Many Americans go on Medicare at age 65 because they do not have qualifying coverage through a job or because they are no longer working. Medicare-eligible individuals can enroll in a Medicare Advantage plan during the seven-month window around their 65th birthday – three months before you turn 65, the month you turn 65 and three months after your birthday month.
Additionally, there are certain qualifying events that may allow Medicare plan changes throughout the year. If you have recently moved, are new to Medicare or are leaving your employer or union coverage, you may be eligible for a Special Enrollment Period (SEP). You may also be eligible if you qualify for Extra Help. Many people on Medicare do not realize they may qualify for Extra Help when paying for their prescription drug costs. To qualify, you must have Medicare Part A and/or Part B, and fall under a certain income threshold.
Know your options
In general, as long as you have a qualifying 10-year work history, Medicare Part A (hospital coverage) costs nothing. Medicare Part B (covering outpatient care and medical equipment) and Part D (prescription coverage) have monthly premiums, with higher-income enrollees paying more. In 2020, the standard monthly premium for Part B is $144.60 and the national monthly average for Part D is expected to be $42. It’s important to remember that in order to enroll in a Part D plan, you must have had “creditable coverage” under a former prescription drug plan or enroll in the Medicare Part D plan within 63 days of becoming eligible for Medicare.

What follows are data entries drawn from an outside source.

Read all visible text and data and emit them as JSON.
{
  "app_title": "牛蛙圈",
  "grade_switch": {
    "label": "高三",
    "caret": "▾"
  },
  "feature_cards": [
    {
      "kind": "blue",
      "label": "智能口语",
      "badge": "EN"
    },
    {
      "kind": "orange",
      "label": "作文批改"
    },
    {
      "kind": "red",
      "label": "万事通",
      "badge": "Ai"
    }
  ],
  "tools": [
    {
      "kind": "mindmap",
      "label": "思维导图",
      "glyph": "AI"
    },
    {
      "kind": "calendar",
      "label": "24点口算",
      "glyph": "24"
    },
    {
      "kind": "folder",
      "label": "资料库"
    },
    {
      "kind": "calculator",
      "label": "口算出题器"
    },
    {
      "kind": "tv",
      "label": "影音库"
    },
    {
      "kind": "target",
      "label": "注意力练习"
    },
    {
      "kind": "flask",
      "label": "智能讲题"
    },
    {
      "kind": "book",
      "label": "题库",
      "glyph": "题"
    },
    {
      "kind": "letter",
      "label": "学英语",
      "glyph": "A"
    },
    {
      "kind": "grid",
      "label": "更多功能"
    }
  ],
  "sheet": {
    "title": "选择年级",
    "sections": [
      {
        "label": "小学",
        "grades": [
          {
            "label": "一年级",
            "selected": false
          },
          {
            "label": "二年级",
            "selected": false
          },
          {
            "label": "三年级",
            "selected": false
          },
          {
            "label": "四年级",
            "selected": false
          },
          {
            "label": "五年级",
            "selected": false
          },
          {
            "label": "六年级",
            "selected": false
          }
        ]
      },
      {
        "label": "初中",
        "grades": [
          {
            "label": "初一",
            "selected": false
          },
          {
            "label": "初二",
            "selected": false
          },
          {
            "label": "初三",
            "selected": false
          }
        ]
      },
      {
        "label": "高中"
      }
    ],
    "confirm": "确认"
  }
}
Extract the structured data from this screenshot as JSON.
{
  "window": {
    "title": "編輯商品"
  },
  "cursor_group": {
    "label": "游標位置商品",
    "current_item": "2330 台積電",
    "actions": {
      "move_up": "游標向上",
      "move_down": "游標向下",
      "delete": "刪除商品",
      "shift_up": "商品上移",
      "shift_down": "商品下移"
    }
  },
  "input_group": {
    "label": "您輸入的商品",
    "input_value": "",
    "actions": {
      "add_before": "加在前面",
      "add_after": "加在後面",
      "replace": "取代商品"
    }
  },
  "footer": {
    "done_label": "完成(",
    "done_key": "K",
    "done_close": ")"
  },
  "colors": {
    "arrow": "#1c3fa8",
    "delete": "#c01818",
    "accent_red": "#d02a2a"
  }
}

It is important to understand your options regarding employer coverage and how your current coverage works with Medicare. According to Medicare.gov, if you aren’t getting benefits from Social Security (or the Railroad Retirement Board) at least four months before you turn 65, you’ll need to sign up with Social Security to get Parts A and B. However, depending on the size of the employer, you may be able to delay Parts A and B without having to pay a penalty if you enroll later. If you continue to work beyond age 65, in most cases, you don’t need to do anything regarding Medicare enrollment until you (or your spouse) retire or you lose the employer coverage. If you didn’t enroll when you were first eligible, the size of the employer determines whether you have to pay a penalty if you enroll later. It is good to discuss your options and applicable timing with your employer’s health benefits coordinator or human resources department.
Know important dates

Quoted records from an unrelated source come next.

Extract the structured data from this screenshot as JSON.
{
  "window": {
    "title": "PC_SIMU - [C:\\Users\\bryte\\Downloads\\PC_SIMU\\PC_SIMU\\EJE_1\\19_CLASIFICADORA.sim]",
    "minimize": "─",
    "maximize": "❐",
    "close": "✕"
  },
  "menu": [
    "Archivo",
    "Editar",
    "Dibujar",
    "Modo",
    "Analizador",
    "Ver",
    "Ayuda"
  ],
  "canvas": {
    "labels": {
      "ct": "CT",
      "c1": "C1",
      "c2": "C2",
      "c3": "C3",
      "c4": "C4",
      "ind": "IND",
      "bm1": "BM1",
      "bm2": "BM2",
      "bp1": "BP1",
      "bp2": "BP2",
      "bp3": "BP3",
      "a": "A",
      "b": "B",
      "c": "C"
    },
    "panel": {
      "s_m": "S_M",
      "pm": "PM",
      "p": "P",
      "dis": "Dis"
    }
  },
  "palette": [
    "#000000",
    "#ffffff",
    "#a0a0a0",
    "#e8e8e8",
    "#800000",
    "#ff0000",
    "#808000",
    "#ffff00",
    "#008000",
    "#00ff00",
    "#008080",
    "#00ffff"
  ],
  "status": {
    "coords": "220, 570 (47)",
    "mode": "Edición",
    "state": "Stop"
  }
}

As your retirement date approaches and you lose workplace coverage, remember important Medicare deadlines so you can avoid paying a penalty.
- Medicare Initial Enrollment Period (IEP) is the seven-month window around your 65th birthday – three months before you turn 65, the month you turn 65 and three months after your birthday month.
- Medicare Annual Enrollment Period (AEP) runs Oct. 15 through Dec. 7, 2020 for coverage effective in 2021.
- Special Enrollment Period (SEP) is for beneficiaries with qualifying events.
You have two months from when your workplace coverage ends to sign up for Part D and eight months to sign up for Part B. If you fail to meet the Medicare Part D prescription coverage deadline and don’t have creditable coverage, the late-enrollment penalty is 1% for every month you could have been signed up.